The deck of the pier is supported by huge iron "legs" and struts that were built in the 1800's and are encrusted with mussels and seaweed and are under constant bombardment from the sea. So what we end up with is a tower of different constructions built over a huge period of time on which we are only happy to hurtle around on at speed, negotiating tight bends and looping the loop . If you ask me that's all a little bit crazy!

All Photography © Justin Hill

Sunday, 16 September 2012

A Slippery Shot, A Classic Design & A Door

"Alien Landscape" is my first image for today. This was shot out on the slippery rocks at Cuckmere Haven in Sussex on the South Coast of England. As you follow the cliff face into the distance you can see it dip revealing the grass as it starts to rise up again towards Beachy Head at Eastbourne. That dip is Birling Gap, another beauty spot and highly scenic area. If you get your timing right you can walk along the beach from Cuckmere to Birling Gap when the tide is out. It's not something that i'd like to try, if timing is wrong it's then a race against time to get there before the sea rises and starts to hammer away at the chalk wall of the cliffs. The slip slide back to the pebble beach was equally as treacherous after I'd grabbed this shot!

"St John the Baptist" is image number two.This Roman Catholic Church stands proud in a very nondescript road in Kemptown in Brighton (England). It was the first Roman Catholic church built in Brighton after restrictions on Catholic worship were removed by the process of Catholic Emancipation in the early 19th century. It was consecrated on 7 July 1835 and opened on 9 July 1835. Maria Fitzherbert (a twice-widowed Catholic who began a relationship with the Prince Regent and secretly married him in 1785) died in 1837 and was buried at the church. A memorial stone and sculpture were placed in the nave.

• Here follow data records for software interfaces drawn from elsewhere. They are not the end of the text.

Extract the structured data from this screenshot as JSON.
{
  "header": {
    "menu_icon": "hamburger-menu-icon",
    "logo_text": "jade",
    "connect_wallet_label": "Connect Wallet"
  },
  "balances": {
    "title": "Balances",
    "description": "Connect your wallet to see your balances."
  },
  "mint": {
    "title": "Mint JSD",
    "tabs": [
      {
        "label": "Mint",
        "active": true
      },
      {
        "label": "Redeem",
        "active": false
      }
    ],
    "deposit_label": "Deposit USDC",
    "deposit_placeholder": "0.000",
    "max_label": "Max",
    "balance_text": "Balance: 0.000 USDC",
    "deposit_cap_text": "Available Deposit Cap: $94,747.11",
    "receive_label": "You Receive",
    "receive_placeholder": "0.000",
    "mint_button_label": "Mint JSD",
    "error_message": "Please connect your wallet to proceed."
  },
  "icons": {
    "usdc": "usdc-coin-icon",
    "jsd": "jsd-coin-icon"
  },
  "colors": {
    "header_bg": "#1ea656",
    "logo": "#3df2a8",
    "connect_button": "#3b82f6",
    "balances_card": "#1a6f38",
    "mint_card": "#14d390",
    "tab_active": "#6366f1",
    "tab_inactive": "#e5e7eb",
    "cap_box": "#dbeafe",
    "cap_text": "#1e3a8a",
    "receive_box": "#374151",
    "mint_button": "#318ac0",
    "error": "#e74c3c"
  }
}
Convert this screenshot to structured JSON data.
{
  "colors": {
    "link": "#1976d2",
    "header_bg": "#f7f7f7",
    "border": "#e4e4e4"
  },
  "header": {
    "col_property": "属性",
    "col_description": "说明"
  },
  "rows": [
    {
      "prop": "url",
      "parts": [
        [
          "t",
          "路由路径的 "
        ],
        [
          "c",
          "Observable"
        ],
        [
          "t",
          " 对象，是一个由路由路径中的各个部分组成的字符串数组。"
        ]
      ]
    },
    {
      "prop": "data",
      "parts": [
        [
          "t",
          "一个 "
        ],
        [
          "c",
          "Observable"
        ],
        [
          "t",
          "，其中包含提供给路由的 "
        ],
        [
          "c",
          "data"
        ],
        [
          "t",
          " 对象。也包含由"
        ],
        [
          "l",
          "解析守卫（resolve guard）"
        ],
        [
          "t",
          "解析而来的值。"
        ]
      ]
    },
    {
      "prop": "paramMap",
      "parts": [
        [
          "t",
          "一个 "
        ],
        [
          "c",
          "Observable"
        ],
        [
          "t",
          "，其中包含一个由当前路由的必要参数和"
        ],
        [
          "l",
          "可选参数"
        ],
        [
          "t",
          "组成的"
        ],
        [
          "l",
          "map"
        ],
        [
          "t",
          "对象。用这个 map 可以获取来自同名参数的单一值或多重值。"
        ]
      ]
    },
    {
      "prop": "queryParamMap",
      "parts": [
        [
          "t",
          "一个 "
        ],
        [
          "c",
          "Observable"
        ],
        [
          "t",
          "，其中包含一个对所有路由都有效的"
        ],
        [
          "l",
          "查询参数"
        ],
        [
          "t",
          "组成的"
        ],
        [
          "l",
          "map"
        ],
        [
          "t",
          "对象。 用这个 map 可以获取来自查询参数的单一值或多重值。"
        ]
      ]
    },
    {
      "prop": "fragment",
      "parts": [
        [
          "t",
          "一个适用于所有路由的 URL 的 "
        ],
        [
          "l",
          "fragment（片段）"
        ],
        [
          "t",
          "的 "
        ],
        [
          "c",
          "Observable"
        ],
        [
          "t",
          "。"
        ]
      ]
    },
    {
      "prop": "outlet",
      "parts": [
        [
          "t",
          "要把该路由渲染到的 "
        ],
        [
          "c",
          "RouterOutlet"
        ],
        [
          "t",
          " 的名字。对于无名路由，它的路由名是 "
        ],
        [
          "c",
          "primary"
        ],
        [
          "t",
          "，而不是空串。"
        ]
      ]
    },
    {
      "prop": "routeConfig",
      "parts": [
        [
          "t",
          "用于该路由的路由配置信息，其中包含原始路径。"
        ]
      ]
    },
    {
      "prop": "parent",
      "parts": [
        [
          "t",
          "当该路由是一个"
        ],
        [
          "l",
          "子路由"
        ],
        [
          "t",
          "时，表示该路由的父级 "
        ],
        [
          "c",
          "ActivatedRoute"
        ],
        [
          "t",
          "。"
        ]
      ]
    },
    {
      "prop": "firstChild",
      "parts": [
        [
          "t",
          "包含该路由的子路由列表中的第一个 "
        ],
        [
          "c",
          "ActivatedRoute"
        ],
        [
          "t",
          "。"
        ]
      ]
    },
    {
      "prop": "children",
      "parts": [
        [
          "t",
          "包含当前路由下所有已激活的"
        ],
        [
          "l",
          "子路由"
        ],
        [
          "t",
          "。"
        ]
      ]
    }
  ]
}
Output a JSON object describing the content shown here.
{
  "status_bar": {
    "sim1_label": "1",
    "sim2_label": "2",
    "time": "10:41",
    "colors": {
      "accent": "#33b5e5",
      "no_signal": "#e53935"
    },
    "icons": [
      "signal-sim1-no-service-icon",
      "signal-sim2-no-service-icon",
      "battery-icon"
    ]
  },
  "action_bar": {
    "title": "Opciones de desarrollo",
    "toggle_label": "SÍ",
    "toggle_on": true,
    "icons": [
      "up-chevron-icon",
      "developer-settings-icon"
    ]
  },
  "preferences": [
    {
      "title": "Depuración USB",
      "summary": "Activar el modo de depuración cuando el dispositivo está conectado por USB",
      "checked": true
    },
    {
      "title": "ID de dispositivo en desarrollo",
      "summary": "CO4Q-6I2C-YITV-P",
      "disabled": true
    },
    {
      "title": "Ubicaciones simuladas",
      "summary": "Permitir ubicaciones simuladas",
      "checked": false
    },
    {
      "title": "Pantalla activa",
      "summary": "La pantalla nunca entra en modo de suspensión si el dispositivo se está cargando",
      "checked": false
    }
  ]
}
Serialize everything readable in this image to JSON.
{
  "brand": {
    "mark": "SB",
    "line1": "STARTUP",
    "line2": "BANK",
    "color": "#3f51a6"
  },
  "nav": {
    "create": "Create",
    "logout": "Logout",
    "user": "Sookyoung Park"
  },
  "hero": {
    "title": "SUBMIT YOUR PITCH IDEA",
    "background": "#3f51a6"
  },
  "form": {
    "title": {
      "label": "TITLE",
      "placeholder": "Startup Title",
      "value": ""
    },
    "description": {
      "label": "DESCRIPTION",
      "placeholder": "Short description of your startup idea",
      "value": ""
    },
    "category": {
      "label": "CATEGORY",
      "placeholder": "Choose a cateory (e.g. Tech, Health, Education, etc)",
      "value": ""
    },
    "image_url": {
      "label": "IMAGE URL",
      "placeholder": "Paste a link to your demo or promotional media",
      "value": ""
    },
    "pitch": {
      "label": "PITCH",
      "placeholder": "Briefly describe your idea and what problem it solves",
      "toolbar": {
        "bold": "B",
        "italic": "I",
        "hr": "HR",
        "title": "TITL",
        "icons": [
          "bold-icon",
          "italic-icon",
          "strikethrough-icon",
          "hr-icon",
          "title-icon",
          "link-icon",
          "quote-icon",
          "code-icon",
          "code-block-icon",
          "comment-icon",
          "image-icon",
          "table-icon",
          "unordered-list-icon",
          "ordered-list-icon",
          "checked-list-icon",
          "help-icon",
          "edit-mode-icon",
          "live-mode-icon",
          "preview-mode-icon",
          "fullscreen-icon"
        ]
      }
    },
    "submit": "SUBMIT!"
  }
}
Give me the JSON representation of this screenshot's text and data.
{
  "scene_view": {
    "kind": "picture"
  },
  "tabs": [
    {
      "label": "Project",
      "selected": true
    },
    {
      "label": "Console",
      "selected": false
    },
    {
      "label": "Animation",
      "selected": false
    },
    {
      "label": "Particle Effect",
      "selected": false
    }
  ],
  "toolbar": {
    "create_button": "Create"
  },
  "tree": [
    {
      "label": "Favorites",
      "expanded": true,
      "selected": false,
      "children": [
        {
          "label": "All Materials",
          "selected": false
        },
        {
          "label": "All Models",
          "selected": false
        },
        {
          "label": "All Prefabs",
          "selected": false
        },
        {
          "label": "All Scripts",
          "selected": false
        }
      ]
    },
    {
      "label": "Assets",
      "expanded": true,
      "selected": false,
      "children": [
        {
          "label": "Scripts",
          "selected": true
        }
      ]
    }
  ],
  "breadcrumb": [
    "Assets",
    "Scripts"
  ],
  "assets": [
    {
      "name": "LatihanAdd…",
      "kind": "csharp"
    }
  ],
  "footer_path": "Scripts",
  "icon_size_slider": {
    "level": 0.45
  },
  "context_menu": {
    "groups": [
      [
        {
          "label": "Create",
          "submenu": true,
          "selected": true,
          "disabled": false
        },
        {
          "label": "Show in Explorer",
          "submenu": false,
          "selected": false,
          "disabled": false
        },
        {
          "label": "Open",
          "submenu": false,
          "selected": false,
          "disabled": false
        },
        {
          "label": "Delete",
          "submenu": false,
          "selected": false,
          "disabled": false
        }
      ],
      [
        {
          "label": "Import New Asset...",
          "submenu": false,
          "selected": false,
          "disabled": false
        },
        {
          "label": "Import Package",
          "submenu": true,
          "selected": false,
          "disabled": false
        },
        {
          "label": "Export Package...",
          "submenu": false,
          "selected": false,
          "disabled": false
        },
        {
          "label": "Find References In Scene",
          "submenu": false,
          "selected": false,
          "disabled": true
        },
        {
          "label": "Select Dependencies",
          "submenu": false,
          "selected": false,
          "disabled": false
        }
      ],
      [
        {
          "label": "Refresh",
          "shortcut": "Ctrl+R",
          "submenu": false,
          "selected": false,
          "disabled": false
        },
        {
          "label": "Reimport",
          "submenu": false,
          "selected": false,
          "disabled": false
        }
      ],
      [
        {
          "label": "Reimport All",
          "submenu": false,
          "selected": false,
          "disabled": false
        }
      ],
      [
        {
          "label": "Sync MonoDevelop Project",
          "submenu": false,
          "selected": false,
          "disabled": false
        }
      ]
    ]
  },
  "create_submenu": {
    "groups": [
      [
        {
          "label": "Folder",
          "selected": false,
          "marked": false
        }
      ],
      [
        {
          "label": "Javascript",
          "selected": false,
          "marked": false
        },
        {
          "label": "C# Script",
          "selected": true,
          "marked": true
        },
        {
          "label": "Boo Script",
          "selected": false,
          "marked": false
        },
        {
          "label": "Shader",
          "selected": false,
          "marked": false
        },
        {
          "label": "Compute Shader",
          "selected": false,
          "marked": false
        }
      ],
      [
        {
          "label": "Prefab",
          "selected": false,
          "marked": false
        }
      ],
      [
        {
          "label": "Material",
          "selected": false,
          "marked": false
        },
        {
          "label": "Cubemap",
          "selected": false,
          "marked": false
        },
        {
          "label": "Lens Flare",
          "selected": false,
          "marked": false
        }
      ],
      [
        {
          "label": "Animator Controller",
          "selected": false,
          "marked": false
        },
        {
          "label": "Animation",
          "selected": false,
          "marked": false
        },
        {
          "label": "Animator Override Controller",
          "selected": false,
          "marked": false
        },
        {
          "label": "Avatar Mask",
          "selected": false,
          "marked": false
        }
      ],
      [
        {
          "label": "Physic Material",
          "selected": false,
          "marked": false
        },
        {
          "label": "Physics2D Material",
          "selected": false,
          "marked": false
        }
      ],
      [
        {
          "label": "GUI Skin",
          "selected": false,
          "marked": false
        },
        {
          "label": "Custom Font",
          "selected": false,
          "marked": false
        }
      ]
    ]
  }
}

Last image for today is called "Porte". An unusual looking door with a rather nautical feel to it. Hardly surprising really as this is the door to Shoreham Lifeboat station on the south coast of England. I like this image as it's full of shapes, curves and lines and divides itself up neatly so it's pleasing to the eye. The rule of thirds is a rule that I try to break but often and unwittingly seem to adhere too. At the time of capturing the shot I simply made sure the door was as central as possible and grabbed the image. It was only once I got back and started the processing procedure that I noticed just how balanced everything was.

All Photography © Justin Hill